Start of PROVIDED MATERIAL
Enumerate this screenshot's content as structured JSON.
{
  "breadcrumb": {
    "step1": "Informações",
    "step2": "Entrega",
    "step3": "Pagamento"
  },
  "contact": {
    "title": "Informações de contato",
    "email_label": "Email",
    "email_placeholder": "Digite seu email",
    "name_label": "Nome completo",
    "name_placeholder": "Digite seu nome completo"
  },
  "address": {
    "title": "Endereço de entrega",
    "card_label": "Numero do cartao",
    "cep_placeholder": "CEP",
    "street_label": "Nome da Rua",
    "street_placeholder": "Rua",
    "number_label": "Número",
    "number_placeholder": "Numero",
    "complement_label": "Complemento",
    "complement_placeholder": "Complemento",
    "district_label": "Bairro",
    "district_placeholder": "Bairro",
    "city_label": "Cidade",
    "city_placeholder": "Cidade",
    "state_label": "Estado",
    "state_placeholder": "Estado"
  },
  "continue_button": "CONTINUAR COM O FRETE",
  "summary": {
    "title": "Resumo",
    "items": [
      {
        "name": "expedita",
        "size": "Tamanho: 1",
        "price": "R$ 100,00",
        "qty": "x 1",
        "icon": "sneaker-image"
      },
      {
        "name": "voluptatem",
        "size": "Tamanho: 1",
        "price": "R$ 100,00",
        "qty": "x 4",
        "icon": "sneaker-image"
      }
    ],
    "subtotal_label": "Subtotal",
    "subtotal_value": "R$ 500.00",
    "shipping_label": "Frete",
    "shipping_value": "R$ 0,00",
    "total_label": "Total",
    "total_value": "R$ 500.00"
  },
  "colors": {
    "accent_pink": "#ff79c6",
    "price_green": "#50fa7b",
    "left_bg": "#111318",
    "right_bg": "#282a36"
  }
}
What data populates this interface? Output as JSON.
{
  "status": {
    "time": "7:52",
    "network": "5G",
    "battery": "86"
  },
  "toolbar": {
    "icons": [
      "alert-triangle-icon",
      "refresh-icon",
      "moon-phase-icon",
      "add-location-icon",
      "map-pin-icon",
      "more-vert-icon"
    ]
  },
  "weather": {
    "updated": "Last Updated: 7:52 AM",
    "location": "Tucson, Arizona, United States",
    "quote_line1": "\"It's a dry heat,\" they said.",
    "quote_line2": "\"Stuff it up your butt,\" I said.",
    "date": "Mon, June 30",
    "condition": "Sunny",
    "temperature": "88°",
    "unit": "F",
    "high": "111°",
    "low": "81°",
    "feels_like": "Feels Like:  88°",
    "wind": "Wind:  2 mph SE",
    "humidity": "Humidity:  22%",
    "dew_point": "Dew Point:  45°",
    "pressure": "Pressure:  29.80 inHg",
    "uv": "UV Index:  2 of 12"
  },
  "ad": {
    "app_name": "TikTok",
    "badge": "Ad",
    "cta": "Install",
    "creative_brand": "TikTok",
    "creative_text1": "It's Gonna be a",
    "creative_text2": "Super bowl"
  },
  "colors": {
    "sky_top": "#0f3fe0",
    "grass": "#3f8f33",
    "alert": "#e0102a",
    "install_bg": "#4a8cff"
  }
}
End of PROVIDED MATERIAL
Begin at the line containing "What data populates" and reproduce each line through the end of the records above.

▶ **SOLUTION FOR THIS EXERCISE**:
What data populates this interface? Output as JSON.
{
  "status": {
    "time": "7:52",
    "network": "5G",
    "battery": "86"
  },
  "toolbar": {
    "icons": [
      "alert-triangle-icon",
      "refresh-icon",
      "moon-phase-icon",
      "add-location-icon",
      "map-pin-icon",
      "more-vert-icon"
    ]
  },
  "weather": {
    "updated": "Last Updated: 7:52 AM",
    "location": "Tucson, Arizona, United States",
    "quote_line1": "\"It's a dry heat,\" they said.",
    "quote_line2": "\"Stuff it up your butt,\" I said.",
    "date": "Mon, June 30",
    "condition": "Sunny",
    "temperature": "88°",
    "unit": "F",
    "high": "111°",
    "low": "81°",
    "feels_like": "Feels Like:  88°",
    "wind": "Wind:  2 mph SE",
    "humidity": "Humidity:  22%",
    "dew_point": "Dew Point:  45°",
    "pressure": "Pressure:  29.80 inHg",
    "uv": "UV Index:  2 of 12"
  },
  "ad": {
    "app_name": "TikTok",
    "badge": "Ad",
    "cta": "Install",
    "creative_brand": "TikTok",
    "creative_text1": "It's Gonna be a",
    "creative_text2": "Super bowl"
  },
  "colors": {
    "sky_top": "#0f3fe0",
    "grass": "#3f8f33",
    "alert": "#e0102a",
    "install_bg": "#4a8cff"
  }
}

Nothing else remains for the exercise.